• Task requirements
Copy out each line of the data that includes the string "最新报价".

[App and web page records]
*** Begin section ***

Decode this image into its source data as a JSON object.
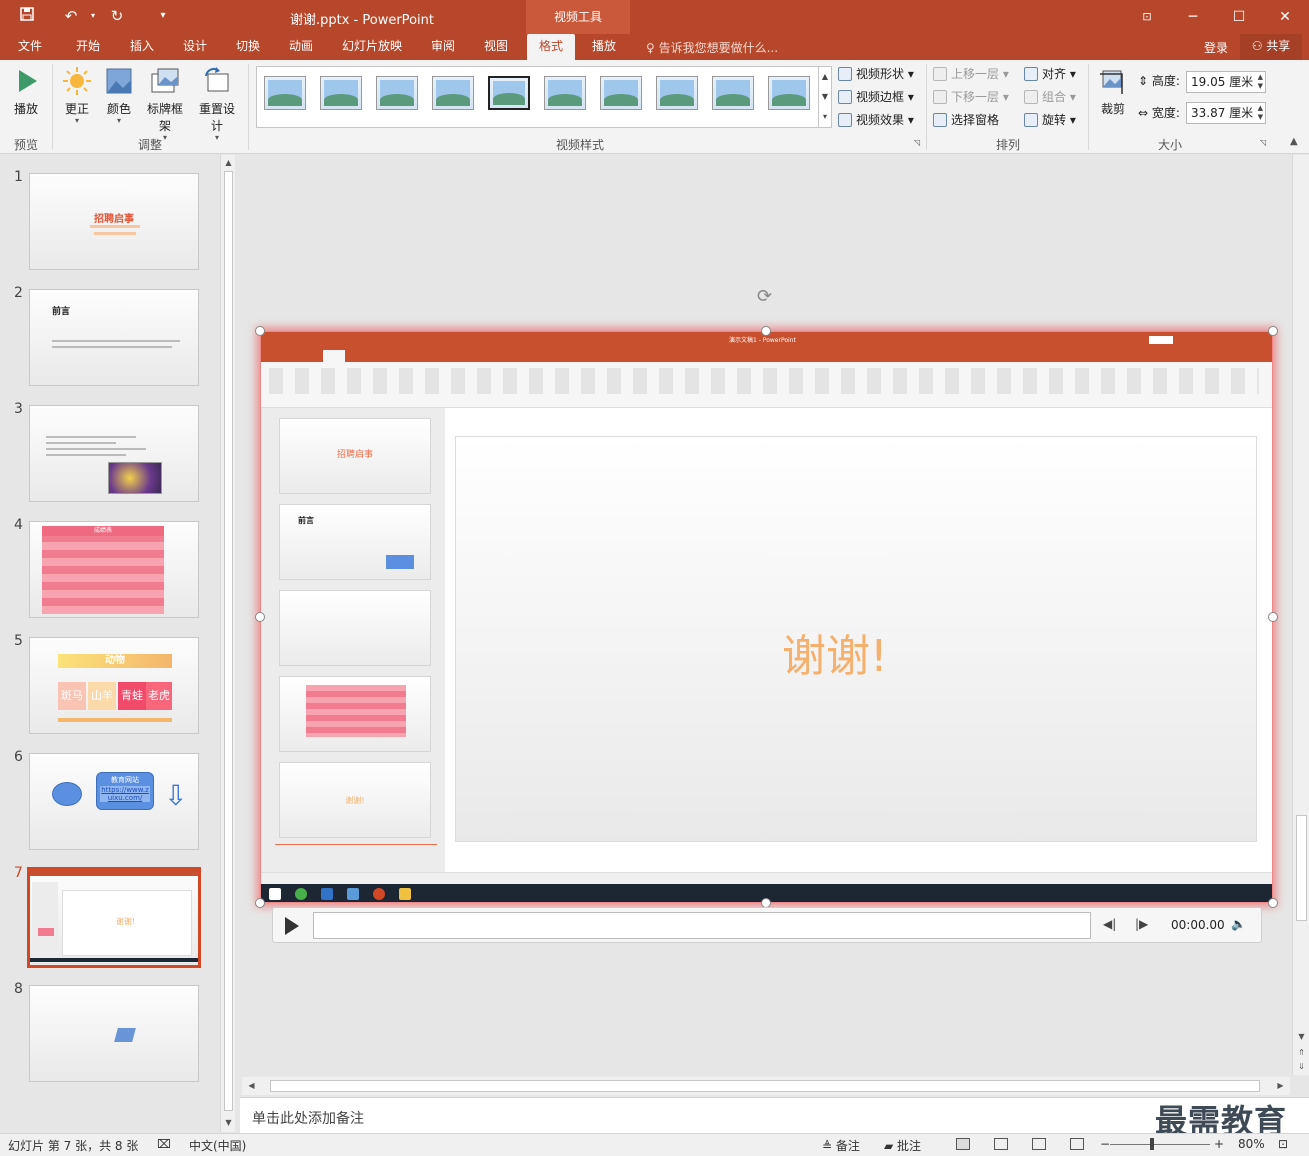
{
  "window": {
    "title": "谢谢.pptx - PowerPoint",
    "context_tools": "视频工具"
  },
  "tabs": [
    {
      "label": "文件"
    },
    {
      "label": "开始"
    },
    {
      "label": "插入"
    },
    {
      "label": "设计"
    },
    {
      "label": "切换"
    },
    {
      "label": "动画"
    },
    {
      "label": "幻灯片放映"
    },
    {
      "label": "审阅"
    },
    {
      "label": "视图"
    },
    {
      "label": "格式"
    },
    {
      "label": "播放"
    }
  ],
  "active_tab": "格式",
  "tellme": "告诉我您想要做什么...",
  "login": "登录",
  "share": "共享",
  "ribbon": {
    "preview": {
      "play": "播放",
      "group": "预览"
    },
    "adjust": {
      "correct": "更正",
      "color": "颜色",
      "poster_frame": "标牌框架",
      "reset_design": "重置设计",
      "group": "调整"
    },
    "video_styles": {
      "group": "视频样式",
      "shape": "视频形状",
      "border": "视频边框",
      "effects": "视频效果"
    },
    "arrange": {
      "bring_forward": "上移一层",
      "send_backward": "下移一层",
      "selection_pane": "选择窗格",
      "align": "对齐",
      "group_btn": "组合",
      "rotate": "旋转",
      "group": "排列"
    },
    "size": {
      "crop": "裁剪",
      "height_label": "高度:",
      "height_value": "19.05 厘米",
      "width_label": "宽度:",
      "width_value": "33.87 厘米",
      "group": "大小"
    }
  },
  "slides": [
    {
      "num": "1",
      "title": "招聘启事"
    },
    {
      "num": "2",
      "title": "前言"
    },
    {
      "num": "3"
    },
    {
      "num": "4",
      "header": "成绩表"
    },
    {
      "num": "5",
      "title": "动物",
      "cells": [
        "斑马",
        "山羊",
        "青蛙",
        "老虎"
      ]
    },
    {
      "num": "6",
      "box_title": "教育网站",
      "link": "https://www.zuixu.com/"
    },
    {
      "num": "7",
      "text": "谢谢!"
    },
    {
      "num": "8"
    }
  ],
  "video": {
    "inner_title": "演示文稿1 - PowerPoint",
    "thanks": "谢谢!",
    "inner_slide_titles": [
      "招聘启事",
      "前言",
      "",
      "",
      "谢谢!"
    ]
  },
  "media": {
    "time": "00:00.00"
  },
  "notes_placeholder": "单击此处添加备注",
  "watermark": "最需教育",
  "status": {
    "slide_info": "幻灯片 第 7 张，共 8 张",
    "language": "中文(中国)",
    "notes": "备注",
    "comments": "批注",
    "zoom": "80%"
  }
}
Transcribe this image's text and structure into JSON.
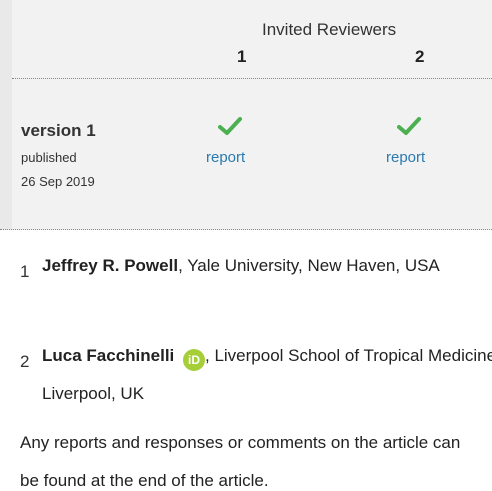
{
  "reviewers_panel": {
    "heading": "Invited Reviewers",
    "columns": [
      "1",
      "2"
    ],
    "version": {
      "label": "version 1",
      "status": "published",
      "date": "26 Sep 2019"
    },
    "reports": [
      {
        "status_icon": "check-icon",
        "link": "report"
      },
      {
        "status_icon": "check-icon",
        "link": "report"
      }
    ],
    "check_color": "#4caf50",
    "link_color": "#2a7ab0"
  },
  "reviewer_list": [
    {
      "number": "1",
      "name": "Jeffrey R. Powell",
      "affiliation": ", Yale University, New Haven, USA"
    },
    {
      "number": "2",
      "name": "Luca Facchinelli",
      "orcid_icon": "orcid-icon",
      "orcid_text": "iD",
      "affiliation": ", Liverpool School of Tropical Medicine, Liverpool, UK"
    }
  ],
  "footer_note": "Any reports and responses or comments on the article can be found at the end of the article."
}
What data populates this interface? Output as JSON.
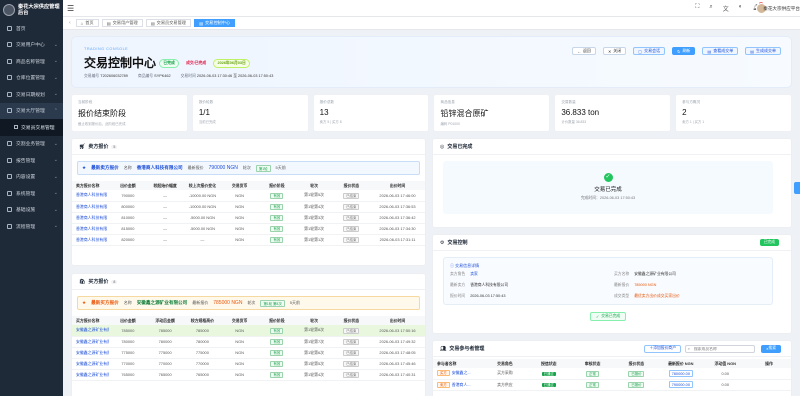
{
  "sidebar": {
    "brand": "秦花大宗供应管理后台",
    "items": [
      {
        "label": "首页",
        "arrow": ""
      },
      {
        "label": "交易用户中心",
        "arrow": "⌄"
      },
      {
        "label": "商品名称管理",
        "arrow": "⌄"
      },
      {
        "label": "仓库位置管理",
        "arrow": "⌄"
      },
      {
        "label": "交易日期规划",
        "arrow": "⌄"
      },
      {
        "label": "交易大厅管理",
        "arrow": "⌃"
      }
    ],
    "sub_item": "交易员交易管理",
    "items2": [
      {
        "label": "交割业务管理",
        "arrow": "⌄"
      },
      {
        "label": "报告管理",
        "arrow": "⌄"
      },
      {
        "label": "内容设置",
        "arrow": "⌄"
      },
      {
        "label": "系统管理",
        "arrow": "⌄"
      },
      {
        "label": "基础设施",
        "arrow": "⌄"
      },
      {
        "label": "流程管理",
        "arrow": "⌄"
      }
    ]
  },
  "topbar": {
    "username": "秦花大宗供应平台",
    "notif_count": "9"
  },
  "tabs": [
    "首页",
    "交易用户管理",
    "交易员交易管理",
    "交易控制中心"
  ],
  "hero": {
    "eyebrow": "TRADING CONSOLE",
    "title": "交易控制中心",
    "status": "已完成",
    "pill2": "成交/已完成",
    "pill3": "2026年06月03日",
    "order_label": "交易编号",
    "order_no": "T202606032789",
    "product_label": "商品编号",
    "product_no": "SYPK462",
    "time_label": "交易时间",
    "time_range": "2026-06-03 17:30:46 至 2026-06-03 17:50:43",
    "actions": [
      "返回",
      "关闭",
      "交易会话",
      "刷新",
      "查看成交单",
      "生成成交单"
    ]
  },
  "stats": [
    {
      "label": "当前阶段",
      "value": "报价结束阶段",
      "sub": "截止收到报价后，此阶段已完成"
    },
    {
      "label": "报价轮数",
      "value": "1/1",
      "sub": "当前已完成"
    },
    {
      "label": "报价总数",
      "value": "13",
      "sub": "卖方 5 | 买方 8"
    },
    {
      "label": "商品信息",
      "value": "铅锌混合原矿",
      "sub": "编码 P01000"
    },
    {
      "label": "交易数量",
      "value": "36.833 ton",
      "sub": "计价数量 36.833"
    },
    {
      "label": "参与方概况",
      "value": "2",
      "sub": "卖方 1 | 买方 1"
    }
  ],
  "sell": {
    "title": "卖方报价",
    "count": "5",
    "banner_tag": "最新卖方报价",
    "banner_name_label": "名称",
    "banner_name": "香港商人科技有限公司",
    "banner_price_label": "最新报价",
    "banner_price": "790000 NGN",
    "banner_round_label": "轮次",
    "banner_round": "第1轮",
    "banner_time": "5天前",
    "cols": [
      "卖方报价名称",
      "出价金额",
      "较起始价幅度",
      "较上次报价变化",
      "交易货币",
      "报价阶段",
      "轮次",
      "报价状态",
      "出价时间"
    ],
    "rows": [
      [
        "香港商人科技有限",
        "790000",
        "—",
        "-10000.00 NGN",
        "NGN",
        "有效",
        "第1轮第5次",
        "已结束",
        "2026-06-03 17:46:00"
      ],
      [
        "香港商人科技有限",
        "800000",
        "—",
        "-10000.00 NGN",
        "NGN",
        "有效",
        "第1轮第4次",
        "已结束",
        "2026-06-03 17:36:53"
      ],
      [
        "香港商人科技有限",
        "810000",
        "—",
        "-5000.00 NGN",
        "NGN",
        "有效",
        "第1轮第3次",
        "已结束",
        "2026-06-03 17:36:42"
      ],
      [
        "香港商人科技有限",
        "815000",
        "—",
        "-5000.00 NGN",
        "NGN",
        "有效",
        "第1轮第2次",
        "已结束",
        "2026-06-03 17:34:30"
      ],
      [
        "香港商人科技有限",
        "820000",
        "—",
        "—",
        "NGN",
        "有效",
        "第1轮第1次",
        "已结束",
        "2026-06-03 17:31:11"
      ]
    ]
  },
  "buy": {
    "title": "买方报价",
    "count": "8",
    "banner_tag": "最新买方报价",
    "banner_name_label": "名称",
    "banner_name": "安徽鑫之源矿业有限公司",
    "banner_price_label": "最新报价",
    "banner_price": "785000 NGN",
    "banner_round_label": "轮次",
    "banner_round": "第1轮 第8次",
    "banner_time": "5天前",
    "cols": [
      "买方报价名称",
      "出价金额",
      "浮动后金额",
      "较方规格高价",
      "交易货币",
      "报价阶段",
      "轮次",
      "报价状态",
      "出价时间"
    ],
    "rows": [
      [
        "安徽鑫之源矿业有限",
        "785000",
        "785000",
        "785000",
        "NGN",
        "有效",
        "第1轮第8次",
        "已结束",
        "2026-06-03 17:50:16"
      ],
      [
        "安徽鑫之源矿业有限",
        "780000",
        "780000",
        "780000",
        "NGN",
        "有效",
        "第1轮第7次",
        "已结束",
        "2026-06-03 17:49:32"
      ],
      [
        "安徽鑫之源矿业有限",
        "775000",
        "775000",
        "775000",
        "NGN",
        "有效",
        "第1轮第6次",
        "已结束",
        "2026-06-03 17:48:05"
      ],
      [
        "安徽鑫之源矿业有限",
        "770000",
        "770000",
        "770000",
        "NGN",
        "有效",
        "第1轮第5次",
        "已结束",
        "2026-06-03 17:45:46"
      ],
      [
        "安徽鑫之源矿业有限",
        "765000",
        "765000",
        "765000",
        "NGN",
        "有效",
        "第1轮第4次",
        "已结束",
        "2026-06-03 17:40:31"
      ]
    ]
  },
  "done": {
    "title": "交易已完成",
    "state": "交易已完成",
    "time_label": "完成时间：",
    "time": "2026-06-03 17:50:43"
  },
  "control": {
    "title": "交易控制",
    "badge": "已完成",
    "box_title": "交易信息详情",
    "kvs": [
      {
        "k": "卖方角色",
        "v": "卖家"
      },
      {
        "k": "买方名称",
        "v": "安徽鑫之源矿业有限公司"
      },
      {
        "k": "最新卖方",
        "v": "香港商人科技有限公司"
      },
      {
        "k": "最新报价",
        "v": "785000 NGN"
      },
      {
        "k": "报价时间",
        "v": "2026-06-03 17:50:43"
      },
      {
        "k": "成交类型",
        "v": "最优卖方出价成交买家出价"
      }
    ],
    "button": "交易已完成"
  },
  "participants": {
    "title": "交易参与者管理",
    "add_btn": "添加报价商户",
    "search_placeholder": "搜索成员名称",
    "search_btn": "搜索",
    "cols": [
      "参与者名称",
      "交易角色",
      "授信状态",
      "审核状态",
      "报价状态",
      "最新报价 NGN",
      "浮动值 NGN",
      "操作"
    ],
    "rows": [
      [
        "买方",
        "安徽鑫之...",
        "买方采购",
        "已通过",
        "正常",
        "已报价",
        "780000.00",
        "0.00"
      ],
      [
        "卖方",
        "香港商人...",
        "卖方供应",
        "已通过",
        "正常",
        "已报价",
        "790000.00",
        "0.00"
      ]
    ]
  },
  "colors": {
    "accent": "#409eff",
    "sidebar": "#1f2a38",
    "success": "#16a34a"
  }
}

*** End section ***

• Task solution
    "banner_price_label": "最新报价",
    "banner_price_label": "最新报价",
        "k": "最新报价",
      "最新报价 NGN",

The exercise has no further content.